[WORK REQUEST]: From the entries that follow, copy each line in which "this" appears.

[PROVIDED RECORDS]:
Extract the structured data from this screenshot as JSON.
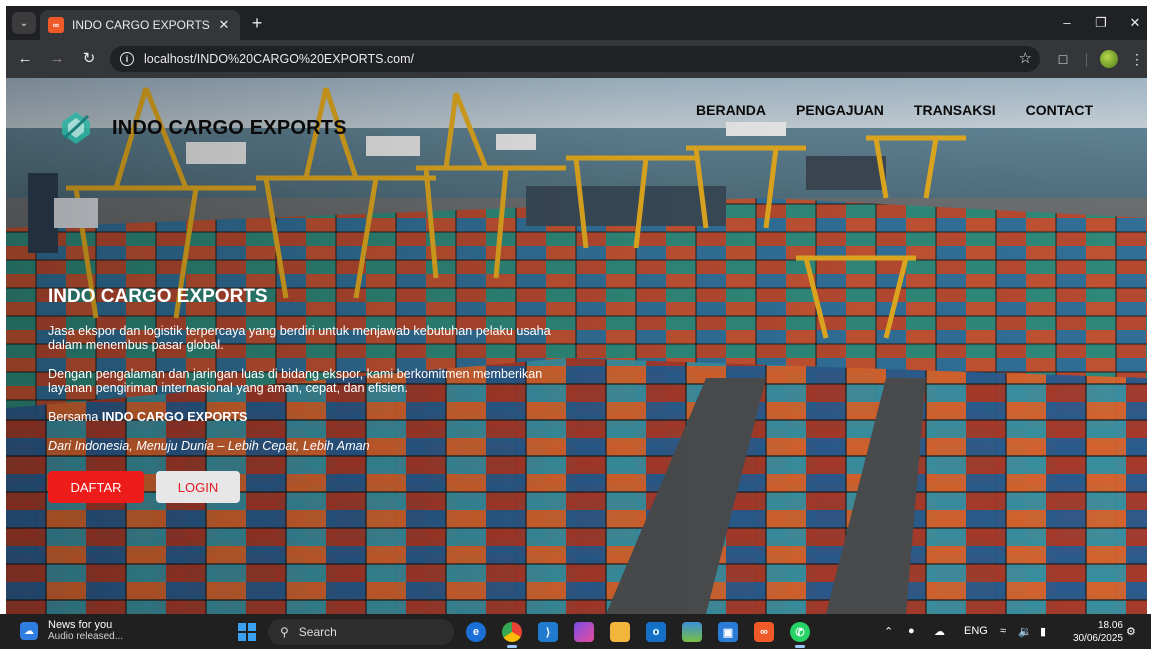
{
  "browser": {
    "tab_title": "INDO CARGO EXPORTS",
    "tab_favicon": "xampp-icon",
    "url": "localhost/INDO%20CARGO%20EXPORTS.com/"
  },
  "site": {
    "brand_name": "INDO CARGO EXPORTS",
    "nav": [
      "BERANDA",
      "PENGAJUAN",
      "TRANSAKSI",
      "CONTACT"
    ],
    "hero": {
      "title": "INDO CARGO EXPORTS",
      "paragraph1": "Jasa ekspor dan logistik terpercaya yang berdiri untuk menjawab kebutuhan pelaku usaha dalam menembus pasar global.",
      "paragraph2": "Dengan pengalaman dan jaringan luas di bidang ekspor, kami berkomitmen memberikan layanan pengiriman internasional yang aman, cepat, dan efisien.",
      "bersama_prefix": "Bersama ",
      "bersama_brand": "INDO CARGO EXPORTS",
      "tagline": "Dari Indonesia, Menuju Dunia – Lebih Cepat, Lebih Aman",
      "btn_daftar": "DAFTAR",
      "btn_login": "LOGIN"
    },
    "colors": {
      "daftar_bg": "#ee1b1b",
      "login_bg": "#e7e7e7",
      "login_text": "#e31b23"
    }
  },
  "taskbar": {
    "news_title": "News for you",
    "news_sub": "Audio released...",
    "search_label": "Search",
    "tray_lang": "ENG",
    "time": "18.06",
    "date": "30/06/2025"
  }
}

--

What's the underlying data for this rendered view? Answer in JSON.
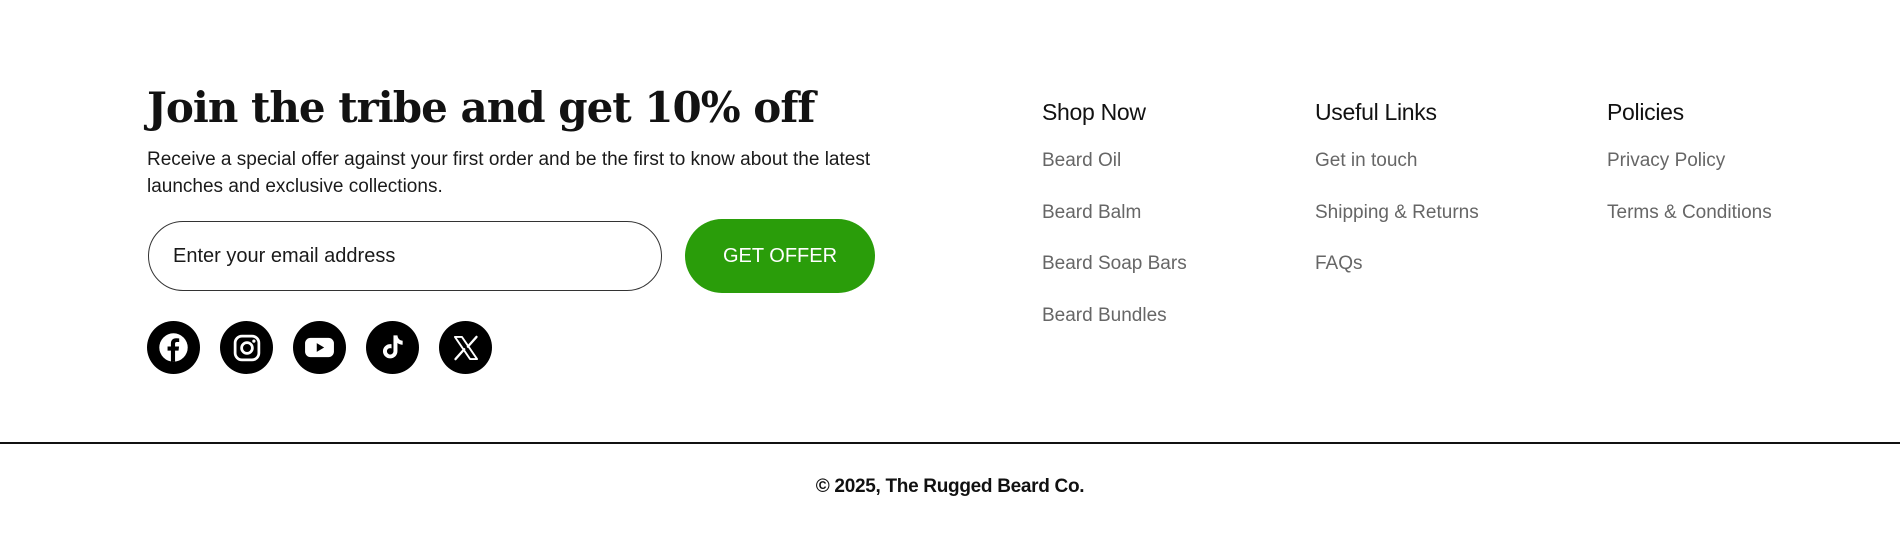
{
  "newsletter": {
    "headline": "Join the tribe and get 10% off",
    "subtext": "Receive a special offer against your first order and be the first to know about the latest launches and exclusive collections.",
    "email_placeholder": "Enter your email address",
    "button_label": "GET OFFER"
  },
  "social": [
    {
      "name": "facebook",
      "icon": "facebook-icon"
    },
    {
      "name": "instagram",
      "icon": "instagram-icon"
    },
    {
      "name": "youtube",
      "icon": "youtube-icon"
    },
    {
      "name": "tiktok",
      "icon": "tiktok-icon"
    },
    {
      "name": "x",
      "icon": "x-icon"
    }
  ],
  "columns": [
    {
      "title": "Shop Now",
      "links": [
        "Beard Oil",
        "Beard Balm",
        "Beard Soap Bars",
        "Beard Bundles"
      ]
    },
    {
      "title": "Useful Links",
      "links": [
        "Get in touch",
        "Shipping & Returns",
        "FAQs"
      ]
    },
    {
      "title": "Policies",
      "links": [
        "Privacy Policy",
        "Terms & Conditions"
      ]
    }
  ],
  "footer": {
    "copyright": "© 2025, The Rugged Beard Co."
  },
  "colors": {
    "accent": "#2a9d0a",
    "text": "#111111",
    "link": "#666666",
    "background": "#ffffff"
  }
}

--

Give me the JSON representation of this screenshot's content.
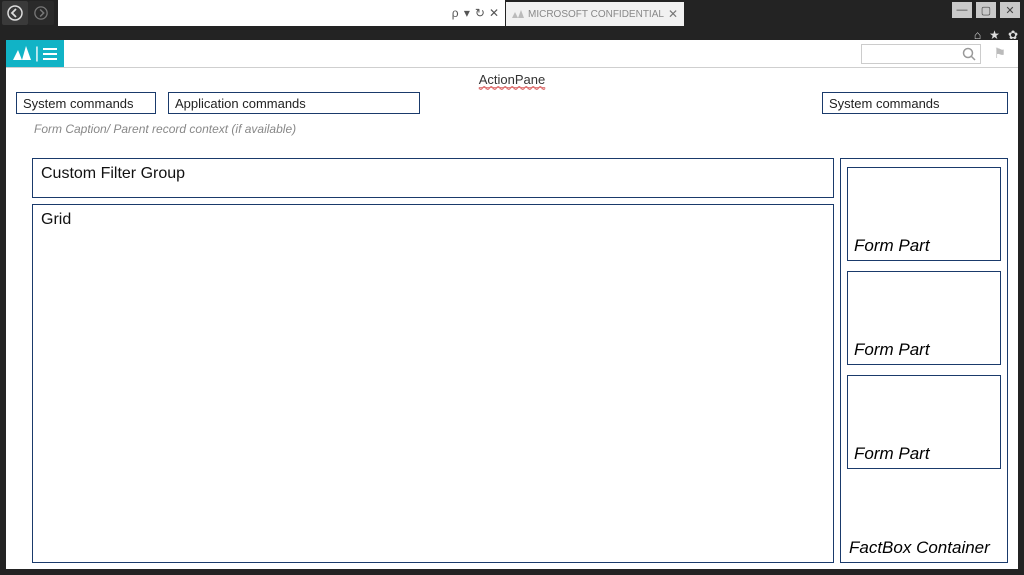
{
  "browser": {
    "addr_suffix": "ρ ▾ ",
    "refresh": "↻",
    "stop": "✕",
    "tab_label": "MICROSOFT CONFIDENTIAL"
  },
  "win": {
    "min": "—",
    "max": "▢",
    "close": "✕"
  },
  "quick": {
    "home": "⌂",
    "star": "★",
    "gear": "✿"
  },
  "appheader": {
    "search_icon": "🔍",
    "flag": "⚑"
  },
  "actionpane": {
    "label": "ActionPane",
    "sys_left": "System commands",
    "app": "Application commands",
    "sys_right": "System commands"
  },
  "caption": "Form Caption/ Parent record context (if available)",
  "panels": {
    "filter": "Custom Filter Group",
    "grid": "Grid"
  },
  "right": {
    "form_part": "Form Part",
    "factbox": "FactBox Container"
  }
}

[ANSWER SECTION]:
Extract the structured data from this screenshot as JSON.
What's the underlying data for this rendered view? Answer in JSON.
Give me the JSON representation of this screenshot's content.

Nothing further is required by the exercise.